top of page

"Cinehaiku" Festival // Enter to Win!!!

We are excited to introduce to you, our creative readers, this wonderful and exciting short film festival called "Cinehaiku“. The Cinéhaïku association is holding a weekly competition of poetic films in 3 sequences, between 20 and 30 seconds in length.

The first edition will take place July 7th in Gordes, in the Luberon region of southern France this year.

Every week from March 6 to June 29 there will be a weekly winner receiving 500 euros and the chance to be screened at the festival. The winner of the year’s best Cinéhaïku will be invited to Gordes to receive a $10,000 prize awarded by a professional jury from the world of art, film and literature and will be given a separate, dedicated space in the festival.


The idea is to inspire all of us to enjoy life through making films about the little moments. This festival wants to motivate us to create and to capture the simplicity and beauty of what we see, hear and live. It is a new way to enjoy this ancient form of poetry the "Haiku". A fun, light and enjoyable way which is in contrast to all the serious things which go through our minds in a day.

All of the above make us curious and excited for the upcoming festival and to follow the weekly winners on

To submit your Haiku film visit:

Have a look on this wonderful interview with one of the founders of Cinehaiku:

We automatically thought our creative IRK followers would be very interested in your Cinehaiku film festival! How did you come up with such an interesting concept?

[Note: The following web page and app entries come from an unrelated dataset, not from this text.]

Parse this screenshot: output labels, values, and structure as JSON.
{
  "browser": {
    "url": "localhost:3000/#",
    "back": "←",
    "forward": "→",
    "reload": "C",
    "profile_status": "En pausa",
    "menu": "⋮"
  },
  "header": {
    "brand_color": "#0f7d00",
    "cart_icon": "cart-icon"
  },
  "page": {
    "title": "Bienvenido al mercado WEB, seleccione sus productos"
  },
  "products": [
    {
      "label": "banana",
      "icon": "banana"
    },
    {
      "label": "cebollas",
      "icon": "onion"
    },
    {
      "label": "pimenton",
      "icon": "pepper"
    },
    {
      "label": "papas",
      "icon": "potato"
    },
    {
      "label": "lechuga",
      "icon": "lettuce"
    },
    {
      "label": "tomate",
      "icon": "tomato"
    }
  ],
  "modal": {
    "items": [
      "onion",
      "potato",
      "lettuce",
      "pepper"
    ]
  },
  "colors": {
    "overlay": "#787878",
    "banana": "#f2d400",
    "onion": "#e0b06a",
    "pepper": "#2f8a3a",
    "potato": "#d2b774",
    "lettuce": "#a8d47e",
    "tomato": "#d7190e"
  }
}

Thank you for your enthusiasm. Rolland Barthes wrote an excellent book about how to write in general, named La préparation du roman, and the first chapter is about haïkus. As I began reading haikus, I felt I could see them in my mind. They do not need any image because they are so beautifully written that they stand for themselves. Still, I was curious of this link between poetry and image, and I thought we could try this as an exercice…

Is there a special reason why you decided to focus on haikus and not just short films?

Haïkus have their own rules, this is what I find the most interesting. Short films could be about anything. With haïkus you have to accept a special way of telling things, special subjects, a subtleness…

Can you tell us more about who is behind this wonderful festival, who invented the festival, and who selects the weekly winners and the final winner?

Haïkus are our stars, glory is the opposite of an haiku, which is about modesty a lot of times… And this is what we want to focus on. We all need poetry in our lives, if this could bring people together and add some beauty to the world, it would make all the team behind the cinéhaïku very happy. The weekly winners and the final winner are selected by an artistic jury.

If there is a jury who selects the winner, who are the members of this committee?

The committee will put together artists in various fields : poetry, movies of course, but also design, fashion… Poetry and the ability to see it is everywhere. For this first edition in Gordes, we are still selecting the jury.

Are you mainly interested in supporting young filmmakers and inspire them to create this new form of short movies or are you mostly interested in bringing more creativity to the world in general?

I feel everything in the world is very serious nowadays, it makes too much sense… There is a need for poetry in a modern way. Something beautiful, maybe a bit foolish, that does not have a purpose… If it helps young filmmakers it would be great, but the general idea is to have fun enjoying poetry.

« The kitten

holds down the leaf

for a moment »


Don’t you want to see that in a cinéhaïku ? Just for the beauty of it ?

Your conditions of participation seem to be very complex and abstract. Are these conditions just a guideline or are they strict rules which have to be followed? If so how literally should they be interpreted?

We wanted to share the beauty of haïkus with everyone. Writing a haïku is something quite precise : you have to give a clue about the season, there is no violence or symbol in a haïku, it is supposed to bring you peace. I did not want to diminish the power and value of haïkus : the explanation had to be true to the haïku complexity. But the filmmakers are free to interpret it exactly the way they want. “A sentence that’s short and sweet with a sudden jump of thought in it, is a kind of haiku” as Jack Kerouac wrote, this is easy to understand.

In the guidelines you state that a haiku should not be about love because love is selfish. Do you want to be provocative and start discussion with those statements?

This is not exactly what I wrote… Love and expressing love is talking about « me », « myself » and « I », my feelings, and this is not japanese at all, and maybe it should not be in a haïku... You should try to find ways to express it in a subtle way, or find something to tell that does not put yourself in that first position…

Is there anything else you would like to share with our readers?

« How admirable he is

who does not think « life is ephemeral »

when he sees a flash of lightening ».


More Info:

bottom of page